**Your objective:**
Among the lines below, which ones contain the word "Wildlife"? Copy every such line.

Data records for software interfaces:
────────────────

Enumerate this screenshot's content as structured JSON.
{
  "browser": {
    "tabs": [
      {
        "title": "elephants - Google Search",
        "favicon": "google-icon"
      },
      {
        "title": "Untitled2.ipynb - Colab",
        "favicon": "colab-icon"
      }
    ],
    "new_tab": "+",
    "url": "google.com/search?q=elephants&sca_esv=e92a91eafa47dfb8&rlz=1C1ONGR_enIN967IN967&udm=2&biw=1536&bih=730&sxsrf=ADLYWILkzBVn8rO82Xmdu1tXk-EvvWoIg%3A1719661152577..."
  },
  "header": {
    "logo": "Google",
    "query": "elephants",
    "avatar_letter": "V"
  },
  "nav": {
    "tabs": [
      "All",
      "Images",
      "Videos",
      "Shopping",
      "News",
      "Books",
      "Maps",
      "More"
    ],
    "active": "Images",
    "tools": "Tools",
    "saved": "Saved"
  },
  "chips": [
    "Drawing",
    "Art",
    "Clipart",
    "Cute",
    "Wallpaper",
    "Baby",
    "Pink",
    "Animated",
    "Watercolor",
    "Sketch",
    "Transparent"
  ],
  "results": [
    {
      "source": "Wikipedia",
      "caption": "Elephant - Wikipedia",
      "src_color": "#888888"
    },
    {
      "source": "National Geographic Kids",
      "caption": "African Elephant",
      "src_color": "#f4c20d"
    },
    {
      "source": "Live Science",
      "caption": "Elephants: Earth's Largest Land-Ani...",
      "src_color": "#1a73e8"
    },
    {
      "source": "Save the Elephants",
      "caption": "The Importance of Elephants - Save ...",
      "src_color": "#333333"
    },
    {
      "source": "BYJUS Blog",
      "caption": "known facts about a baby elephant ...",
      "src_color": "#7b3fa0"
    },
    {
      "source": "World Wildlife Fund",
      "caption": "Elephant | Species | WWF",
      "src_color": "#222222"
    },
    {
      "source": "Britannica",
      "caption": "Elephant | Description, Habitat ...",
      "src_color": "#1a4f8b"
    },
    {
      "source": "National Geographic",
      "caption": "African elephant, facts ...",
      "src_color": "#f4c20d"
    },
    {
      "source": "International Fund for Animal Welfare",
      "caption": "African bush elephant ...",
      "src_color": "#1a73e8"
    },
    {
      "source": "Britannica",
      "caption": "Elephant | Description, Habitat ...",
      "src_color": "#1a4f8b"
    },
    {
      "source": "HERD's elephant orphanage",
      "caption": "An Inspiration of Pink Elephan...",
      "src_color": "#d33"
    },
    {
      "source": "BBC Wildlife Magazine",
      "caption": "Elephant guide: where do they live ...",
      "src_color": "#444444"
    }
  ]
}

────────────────

**Exercise solution:**
      "source": "World Wildlife Fund",
      "source": "BBC Wildlife Magazine",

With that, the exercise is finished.